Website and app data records
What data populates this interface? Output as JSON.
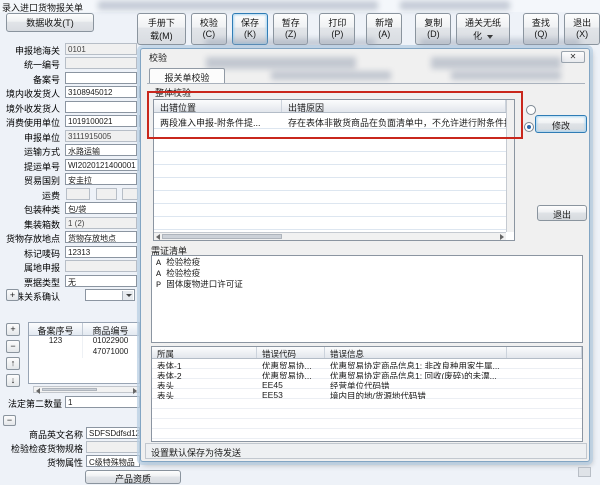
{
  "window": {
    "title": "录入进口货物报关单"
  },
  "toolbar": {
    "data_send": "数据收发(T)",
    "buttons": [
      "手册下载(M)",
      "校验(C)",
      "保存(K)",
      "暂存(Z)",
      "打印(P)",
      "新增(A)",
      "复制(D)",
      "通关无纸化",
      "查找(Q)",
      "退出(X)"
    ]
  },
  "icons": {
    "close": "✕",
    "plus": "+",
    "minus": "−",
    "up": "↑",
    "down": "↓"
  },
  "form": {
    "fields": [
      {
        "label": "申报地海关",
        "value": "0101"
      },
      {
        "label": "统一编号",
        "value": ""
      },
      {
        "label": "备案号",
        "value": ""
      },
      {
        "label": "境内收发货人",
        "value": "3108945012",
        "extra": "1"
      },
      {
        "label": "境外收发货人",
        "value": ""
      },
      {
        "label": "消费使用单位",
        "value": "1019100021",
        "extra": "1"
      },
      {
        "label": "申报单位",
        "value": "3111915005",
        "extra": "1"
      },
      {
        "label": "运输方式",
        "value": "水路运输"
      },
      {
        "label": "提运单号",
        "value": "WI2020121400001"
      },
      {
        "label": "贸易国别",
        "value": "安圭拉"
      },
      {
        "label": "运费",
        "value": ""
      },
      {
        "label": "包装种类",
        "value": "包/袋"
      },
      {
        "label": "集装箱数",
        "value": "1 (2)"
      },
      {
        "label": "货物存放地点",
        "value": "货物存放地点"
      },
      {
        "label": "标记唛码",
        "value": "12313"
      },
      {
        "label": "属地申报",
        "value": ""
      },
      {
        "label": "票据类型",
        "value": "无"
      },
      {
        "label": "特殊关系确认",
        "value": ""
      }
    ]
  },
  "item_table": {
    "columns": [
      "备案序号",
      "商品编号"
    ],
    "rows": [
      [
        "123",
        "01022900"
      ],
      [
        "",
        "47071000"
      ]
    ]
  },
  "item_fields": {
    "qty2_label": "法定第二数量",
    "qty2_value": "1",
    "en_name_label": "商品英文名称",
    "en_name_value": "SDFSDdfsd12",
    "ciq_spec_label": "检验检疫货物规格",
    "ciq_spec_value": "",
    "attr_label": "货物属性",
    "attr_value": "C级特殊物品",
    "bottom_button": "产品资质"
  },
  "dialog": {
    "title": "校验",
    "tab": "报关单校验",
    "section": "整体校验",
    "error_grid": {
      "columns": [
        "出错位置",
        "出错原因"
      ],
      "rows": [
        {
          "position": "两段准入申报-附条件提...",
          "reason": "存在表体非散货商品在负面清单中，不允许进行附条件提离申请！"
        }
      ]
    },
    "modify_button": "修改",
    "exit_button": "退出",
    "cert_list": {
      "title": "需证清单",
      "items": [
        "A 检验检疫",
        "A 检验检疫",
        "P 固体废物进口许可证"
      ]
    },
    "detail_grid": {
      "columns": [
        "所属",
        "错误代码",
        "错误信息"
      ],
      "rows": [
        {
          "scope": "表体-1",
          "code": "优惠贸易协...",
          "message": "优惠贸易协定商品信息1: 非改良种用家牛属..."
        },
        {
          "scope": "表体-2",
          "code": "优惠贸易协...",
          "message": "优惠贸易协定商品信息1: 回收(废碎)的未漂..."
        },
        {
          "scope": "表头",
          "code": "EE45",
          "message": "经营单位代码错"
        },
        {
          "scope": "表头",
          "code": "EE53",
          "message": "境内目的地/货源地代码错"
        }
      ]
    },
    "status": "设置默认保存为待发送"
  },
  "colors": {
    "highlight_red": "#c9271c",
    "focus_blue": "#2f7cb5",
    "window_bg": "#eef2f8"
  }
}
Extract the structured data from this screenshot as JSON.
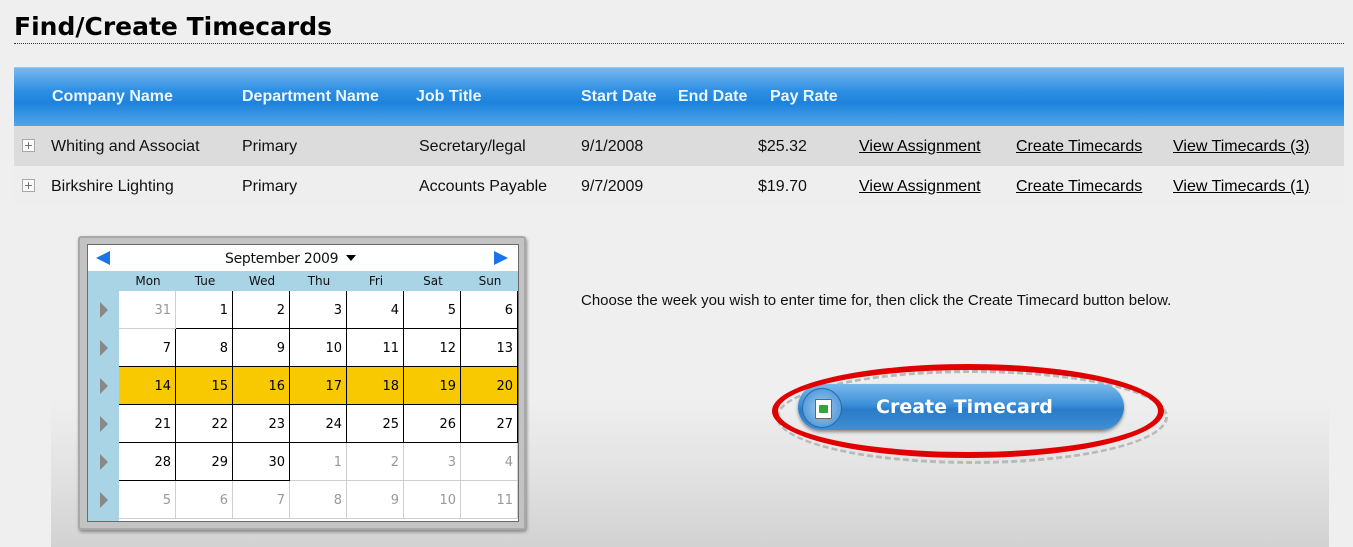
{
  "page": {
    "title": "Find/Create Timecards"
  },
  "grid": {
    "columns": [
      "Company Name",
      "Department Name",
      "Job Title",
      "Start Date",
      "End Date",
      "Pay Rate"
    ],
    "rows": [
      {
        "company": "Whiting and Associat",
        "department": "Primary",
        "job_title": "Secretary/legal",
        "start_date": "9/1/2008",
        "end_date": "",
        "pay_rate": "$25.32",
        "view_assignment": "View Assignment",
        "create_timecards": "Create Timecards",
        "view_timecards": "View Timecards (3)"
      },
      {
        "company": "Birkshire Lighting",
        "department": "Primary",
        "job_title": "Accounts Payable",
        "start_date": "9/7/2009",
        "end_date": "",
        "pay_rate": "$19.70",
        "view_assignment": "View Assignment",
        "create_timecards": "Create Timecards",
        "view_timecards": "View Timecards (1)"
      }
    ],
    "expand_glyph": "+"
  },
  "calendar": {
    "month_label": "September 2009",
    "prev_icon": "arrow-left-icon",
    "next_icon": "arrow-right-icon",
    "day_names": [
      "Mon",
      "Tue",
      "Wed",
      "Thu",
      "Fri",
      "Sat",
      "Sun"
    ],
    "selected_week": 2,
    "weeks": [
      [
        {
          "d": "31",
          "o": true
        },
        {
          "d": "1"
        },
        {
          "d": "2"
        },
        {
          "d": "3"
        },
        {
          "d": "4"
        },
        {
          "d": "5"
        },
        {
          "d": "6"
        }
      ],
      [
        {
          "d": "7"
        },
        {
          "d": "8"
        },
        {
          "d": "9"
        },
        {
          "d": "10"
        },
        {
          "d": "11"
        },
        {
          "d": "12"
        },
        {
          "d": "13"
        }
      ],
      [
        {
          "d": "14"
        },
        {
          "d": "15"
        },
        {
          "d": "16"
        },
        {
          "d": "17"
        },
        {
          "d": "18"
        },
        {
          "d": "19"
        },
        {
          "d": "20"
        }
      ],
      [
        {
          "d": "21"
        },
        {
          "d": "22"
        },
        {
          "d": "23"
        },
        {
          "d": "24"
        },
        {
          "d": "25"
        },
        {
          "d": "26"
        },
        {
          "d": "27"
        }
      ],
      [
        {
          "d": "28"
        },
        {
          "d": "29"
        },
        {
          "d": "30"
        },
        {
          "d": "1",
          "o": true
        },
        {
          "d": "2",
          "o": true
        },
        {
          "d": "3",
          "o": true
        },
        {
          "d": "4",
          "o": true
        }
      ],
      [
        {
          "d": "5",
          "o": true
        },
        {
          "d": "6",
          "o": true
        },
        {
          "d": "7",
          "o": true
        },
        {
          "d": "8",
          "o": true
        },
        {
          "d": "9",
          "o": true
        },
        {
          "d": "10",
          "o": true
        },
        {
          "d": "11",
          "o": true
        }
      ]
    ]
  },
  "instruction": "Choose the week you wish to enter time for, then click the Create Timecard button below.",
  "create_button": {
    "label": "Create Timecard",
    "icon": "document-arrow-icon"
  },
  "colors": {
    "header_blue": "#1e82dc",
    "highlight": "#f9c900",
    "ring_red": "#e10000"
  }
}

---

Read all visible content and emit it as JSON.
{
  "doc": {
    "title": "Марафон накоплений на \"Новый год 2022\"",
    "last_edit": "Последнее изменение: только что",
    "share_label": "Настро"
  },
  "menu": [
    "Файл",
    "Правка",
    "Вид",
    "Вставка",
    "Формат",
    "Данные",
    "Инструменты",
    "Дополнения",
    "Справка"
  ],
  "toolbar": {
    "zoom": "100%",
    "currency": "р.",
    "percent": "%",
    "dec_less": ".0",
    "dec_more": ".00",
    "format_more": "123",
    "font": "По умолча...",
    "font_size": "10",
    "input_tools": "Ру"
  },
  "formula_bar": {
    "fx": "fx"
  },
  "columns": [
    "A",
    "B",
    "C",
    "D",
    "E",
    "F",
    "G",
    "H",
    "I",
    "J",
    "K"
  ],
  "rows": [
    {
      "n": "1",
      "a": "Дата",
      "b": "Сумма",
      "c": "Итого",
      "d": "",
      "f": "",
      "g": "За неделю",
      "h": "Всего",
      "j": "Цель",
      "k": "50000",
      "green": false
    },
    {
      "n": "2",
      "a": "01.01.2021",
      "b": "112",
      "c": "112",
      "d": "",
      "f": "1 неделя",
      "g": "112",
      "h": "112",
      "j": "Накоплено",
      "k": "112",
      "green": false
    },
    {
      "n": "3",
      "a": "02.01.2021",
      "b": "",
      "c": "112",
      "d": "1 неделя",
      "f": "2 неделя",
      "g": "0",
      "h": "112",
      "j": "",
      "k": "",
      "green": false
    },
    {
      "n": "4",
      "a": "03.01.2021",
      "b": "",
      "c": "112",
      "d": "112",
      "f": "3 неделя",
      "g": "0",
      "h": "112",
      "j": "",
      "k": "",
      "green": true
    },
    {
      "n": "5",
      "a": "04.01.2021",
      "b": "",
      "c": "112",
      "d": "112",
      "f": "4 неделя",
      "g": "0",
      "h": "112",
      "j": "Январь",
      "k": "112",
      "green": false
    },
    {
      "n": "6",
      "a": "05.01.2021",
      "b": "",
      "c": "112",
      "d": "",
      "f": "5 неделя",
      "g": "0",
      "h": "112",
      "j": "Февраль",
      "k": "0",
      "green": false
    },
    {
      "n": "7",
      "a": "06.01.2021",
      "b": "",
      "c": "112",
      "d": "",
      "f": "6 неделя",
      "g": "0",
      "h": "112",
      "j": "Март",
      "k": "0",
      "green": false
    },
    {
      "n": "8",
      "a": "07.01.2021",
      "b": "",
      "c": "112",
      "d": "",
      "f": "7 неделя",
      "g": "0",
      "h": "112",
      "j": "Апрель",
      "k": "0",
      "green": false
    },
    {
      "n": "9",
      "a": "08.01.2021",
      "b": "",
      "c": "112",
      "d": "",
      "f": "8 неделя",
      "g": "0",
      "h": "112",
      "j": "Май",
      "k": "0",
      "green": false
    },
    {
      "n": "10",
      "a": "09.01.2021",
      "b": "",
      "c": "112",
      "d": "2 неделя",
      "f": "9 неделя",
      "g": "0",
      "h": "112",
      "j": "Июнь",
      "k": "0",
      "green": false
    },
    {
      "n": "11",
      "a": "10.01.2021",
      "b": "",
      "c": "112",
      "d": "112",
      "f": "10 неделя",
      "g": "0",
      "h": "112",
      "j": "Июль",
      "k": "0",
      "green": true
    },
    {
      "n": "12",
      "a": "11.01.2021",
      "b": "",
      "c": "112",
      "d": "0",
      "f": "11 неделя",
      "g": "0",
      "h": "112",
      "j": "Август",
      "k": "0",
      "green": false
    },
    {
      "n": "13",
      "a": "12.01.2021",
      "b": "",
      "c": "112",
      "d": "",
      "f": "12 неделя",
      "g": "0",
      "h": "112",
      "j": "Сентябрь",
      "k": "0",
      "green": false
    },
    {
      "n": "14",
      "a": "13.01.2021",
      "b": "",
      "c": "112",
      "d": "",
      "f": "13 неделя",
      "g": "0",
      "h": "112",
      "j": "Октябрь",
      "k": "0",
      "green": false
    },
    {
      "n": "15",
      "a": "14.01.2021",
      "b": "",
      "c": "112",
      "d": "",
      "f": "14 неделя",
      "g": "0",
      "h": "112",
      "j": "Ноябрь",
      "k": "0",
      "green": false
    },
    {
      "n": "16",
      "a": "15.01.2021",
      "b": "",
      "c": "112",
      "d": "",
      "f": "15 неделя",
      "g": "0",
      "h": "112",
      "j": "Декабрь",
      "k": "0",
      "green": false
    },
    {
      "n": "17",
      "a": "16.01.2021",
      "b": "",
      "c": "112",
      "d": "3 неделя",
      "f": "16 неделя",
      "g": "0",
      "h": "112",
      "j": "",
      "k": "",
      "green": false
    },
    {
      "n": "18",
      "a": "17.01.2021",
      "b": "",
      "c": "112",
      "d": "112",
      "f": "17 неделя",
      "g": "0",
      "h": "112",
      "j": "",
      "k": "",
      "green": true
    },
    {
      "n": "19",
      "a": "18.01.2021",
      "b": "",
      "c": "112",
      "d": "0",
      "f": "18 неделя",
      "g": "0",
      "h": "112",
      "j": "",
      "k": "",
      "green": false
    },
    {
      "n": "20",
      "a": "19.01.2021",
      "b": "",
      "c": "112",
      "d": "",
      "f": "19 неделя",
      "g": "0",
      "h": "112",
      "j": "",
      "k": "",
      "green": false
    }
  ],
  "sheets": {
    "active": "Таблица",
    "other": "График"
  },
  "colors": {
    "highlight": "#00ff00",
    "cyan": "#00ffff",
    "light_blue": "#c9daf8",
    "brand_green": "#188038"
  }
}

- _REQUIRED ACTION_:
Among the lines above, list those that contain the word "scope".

- _ANSWER SECTION_:
          "scope": "表体-1",
          "scope": "表体-2",
          "scope": "表头",
          "scope": "表头",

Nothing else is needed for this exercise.